The Charging System Indicator may illuminate with the trouble code (DTC) P154A due to a malfunction with a battery sensor, according to the Honda bulletin 16-026 for different Accord, Fit, and HR-V models. The battery sensor should be replaced, suggests the advisory. In some Acura vehicles, the code P154A can also be brought on by a bad battery sensor.

Honda recalled the 2013–2016 Honda Accord (service bulletins 17–057 and 17–069) to inspect and, if necessary, replace the battery management sensor (except Hybrid). The notice 17-069 warns that moisture and salt from the road “may result in an electrical short and, subsequently, a fire” if they enter the sensor.

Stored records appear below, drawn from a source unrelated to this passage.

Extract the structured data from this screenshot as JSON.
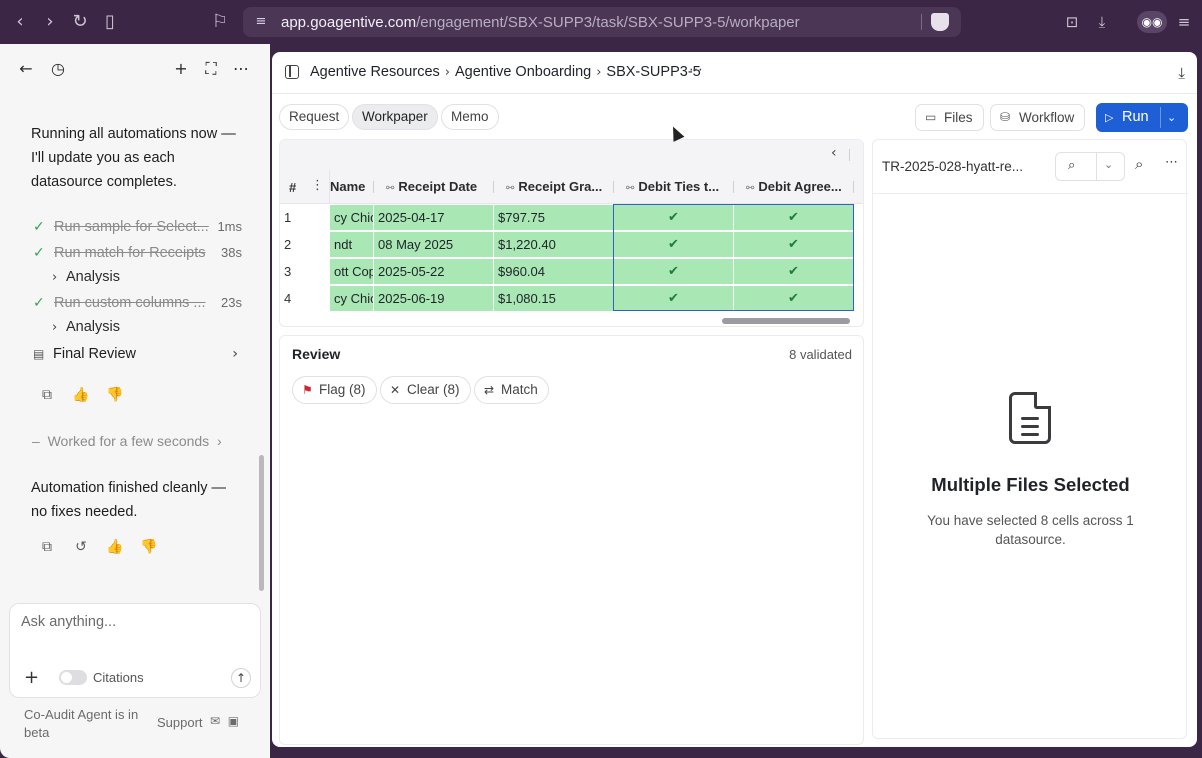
{
  "browser": {
    "url_host": "app.goagentive.com",
    "url_path": "/engagement/SBX-SUPP3/task/SBX-SUPP3-5/workpaper",
    "icons": [
      "back-icon",
      "forward-icon",
      "reload-icon",
      "sidebar-icon",
      "bookmark-icon",
      "site-settings-icon",
      "brave-shield-icon",
      "screenshot-icon",
      "download-icon",
      "profile-icon",
      "menu-icon"
    ]
  },
  "chat": {
    "msg1": "Running all automations now — I'll update you as each datasource completes.",
    "tasks": [
      {
        "name": "Run sample for Select...",
        "time": "1ms"
      },
      {
        "name": "Run match for Receipts",
        "time": "38s"
      },
      {
        "name": "Run custom columns ...",
        "time": "23s"
      }
    ],
    "analysis_label": "Analysis",
    "final_review": "Final Review",
    "worked": "Worked for a few seconds",
    "msg2": "Automation finished cleanly — no fixes needed.",
    "input_placeholder": "Ask anything...",
    "citations": "Citations",
    "beta_note": "Co-Audit Agent is in beta",
    "support": "Support"
  },
  "header": {
    "crumbs": [
      "Agentive Resources",
      "Agentive Onboarding",
      "SBX-SUPP3-5"
    ]
  },
  "tabs": [
    "Request",
    "Workpaper",
    "Memo"
  ],
  "active_tab": "Workpaper",
  "toolbar": {
    "files": "Files",
    "workflow": "Workflow",
    "run": "Run",
    "run_color": "#1f5fd6"
  },
  "table": {
    "hash": "#",
    "columns": [
      "Name",
      "Receipt Date",
      "Receipt Gra...",
      "Debit Ties t...",
      "Debit Agree..."
    ],
    "rows": [
      {
        "n": "1",
        "name": "cy Chica",
        "date": "2025-04-17",
        "amount": "$797.75",
        "c1": "✔",
        "c2": "✔"
      },
      {
        "n": "2",
        "name": "ndt",
        "date": "08 May 2025",
        "amount": "$1,220.40",
        "c1": "✔",
        "c2": "✔"
      },
      {
        "n": "3",
        "name": "ott Cop",
        "date": "2025-05-22",
        "amount": "$960.04",
        "c1": "✔",
        "c2": "✔"
      },
      {
        "n": "4",
        "name": "cy Chica",
        "date": "2025-06-19",
        "amount": "$1,080.15",
        "c1": "✔",
        "c2": "✔"
      }
    ],
    "highlight_color": "#a9e7b5"
  },
  "review": {
    "title": "Review",
    "validated": "8 validated",
    "flag": "Flag (8)",
    "clear": "Clear (8)",
    "match": "Match"
  },
  "filepane": {
    "filename": "TR-2025-028-hyatt-re...",
    "title": "Multiple Files Selected",
    "subtitle": "You have selected 8 cells across 1 datasource."
  }
}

It could be problematic if a car has a battery current sensor and other electrical devices are connected directly to the battery’s negative terminal since the battery current sensor will be bypassed and its measurements will be inaccurate. For instance, to ensure the battery management system works properly, the owner’s manual for the 2019 Ford Explorer advises against connecting any electrical device ground connection directly to the low voltage battery negative post (BMS).

A defective battery sensor might prevent the Stop/Start system from functioning in many automobiles.

The battery sensor can be changed for not very much money. You could be charged $50 to 210 for the part plus $35 to 110 for labor by an auto repair company. In some automobiles, the battery cable and the battery sensor are integrated. Correctly diagnosing the issue is the hardest part, and it’s not always simple.

How may a sensor prevent an automobile from starting?

Frequently, a malfunctioning crankshaft or camshaft sensor is to blame for an engine that will turn over but not start.

All contemporary engines are loaded with engine management sensors that provide real-time data to the ECU. Both good and terrible things may result from this. On the one hand, having a diagnostic reader and knowing what to look for can make it much simpler to diagnose a problem.

A malfunctioning sensor, on the other hand, can produce erroneous readings and leave you stuck on the side of the road.

The camshaft sensor, crankshaft sensor, mass air flow (MAF) sensor, manifold absolute pressure (MAP) sensor, and throttle position sensor are the most typical sensors that prevent your automobile from starting.

Each time the intake valve on cylinder number one opens, a signal is transmitted to the ECU by the camshaft position sensor. The Crankshaft Position Sensor (CKP) signal and that information are then used to determine when the intake valves on the remaining cylinders are opening. When an engine begins, a defective camshaft sensor won’t be able to precisely determine the position of the camshaft, which may result in a misfire or possibly prevent the engine from starting at all.

P0340 and P0335 error codes are frequently set off by issues with the camshaft and crankshaft sensors, respectively.

as already mentioned. The air entering the intake manifold is being watched by the mass air flow sensor. By continuously measuring the air pressure, the manifold absolute pressure (MAP) sensor keeps an eye on the air in the intake manifold. The fuel delivery rate is set by the ECU using the readings from the MAP and MAF sensors. The engine will run rich if either one or both of these measurements are abnormal. The engine will typically stall or misfire as a result of this. Additionally, while the engine is attempting to start, it may flood.

The check engine light will frequently illuminate and the error number P0106 will be stored in the ECU if the MAP sensor fails.